[Dataset rows for apps and sites]
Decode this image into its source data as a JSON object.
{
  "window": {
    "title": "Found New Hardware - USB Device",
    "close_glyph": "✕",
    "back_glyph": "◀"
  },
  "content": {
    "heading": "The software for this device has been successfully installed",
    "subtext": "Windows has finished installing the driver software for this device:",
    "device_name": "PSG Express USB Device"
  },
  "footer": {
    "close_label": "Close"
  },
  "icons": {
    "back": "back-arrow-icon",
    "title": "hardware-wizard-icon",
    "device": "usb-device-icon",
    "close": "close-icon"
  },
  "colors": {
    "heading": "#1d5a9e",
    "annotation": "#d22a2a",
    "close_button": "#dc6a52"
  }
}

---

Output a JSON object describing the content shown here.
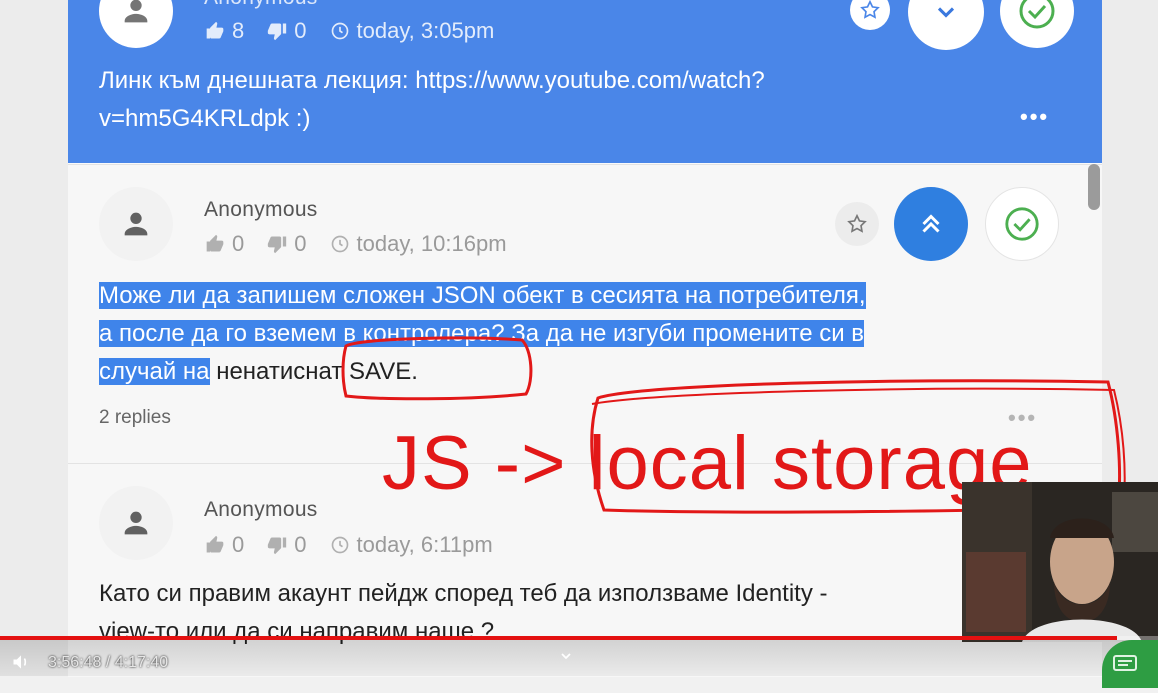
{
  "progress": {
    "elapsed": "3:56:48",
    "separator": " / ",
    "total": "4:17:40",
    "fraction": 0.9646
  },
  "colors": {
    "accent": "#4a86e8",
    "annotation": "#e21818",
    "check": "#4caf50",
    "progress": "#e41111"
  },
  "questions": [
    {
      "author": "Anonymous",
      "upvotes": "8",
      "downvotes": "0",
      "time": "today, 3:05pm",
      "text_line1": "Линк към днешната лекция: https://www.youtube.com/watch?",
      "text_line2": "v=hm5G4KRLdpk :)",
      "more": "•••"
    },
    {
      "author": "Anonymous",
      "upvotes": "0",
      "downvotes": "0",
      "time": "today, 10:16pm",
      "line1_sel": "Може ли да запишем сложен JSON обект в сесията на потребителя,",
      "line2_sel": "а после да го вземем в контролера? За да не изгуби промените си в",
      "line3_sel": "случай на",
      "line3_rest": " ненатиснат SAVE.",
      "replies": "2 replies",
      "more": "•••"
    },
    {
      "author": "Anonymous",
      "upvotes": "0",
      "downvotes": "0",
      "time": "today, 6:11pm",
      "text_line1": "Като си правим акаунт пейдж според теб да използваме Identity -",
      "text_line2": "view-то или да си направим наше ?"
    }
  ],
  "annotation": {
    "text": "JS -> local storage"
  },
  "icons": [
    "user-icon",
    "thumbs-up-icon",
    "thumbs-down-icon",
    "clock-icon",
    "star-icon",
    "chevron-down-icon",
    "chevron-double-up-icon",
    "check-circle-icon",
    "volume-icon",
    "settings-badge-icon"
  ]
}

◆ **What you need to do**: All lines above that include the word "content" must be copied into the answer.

◆ **Response to this task**:
  "content": {
Output a JSON object describing the content shown here.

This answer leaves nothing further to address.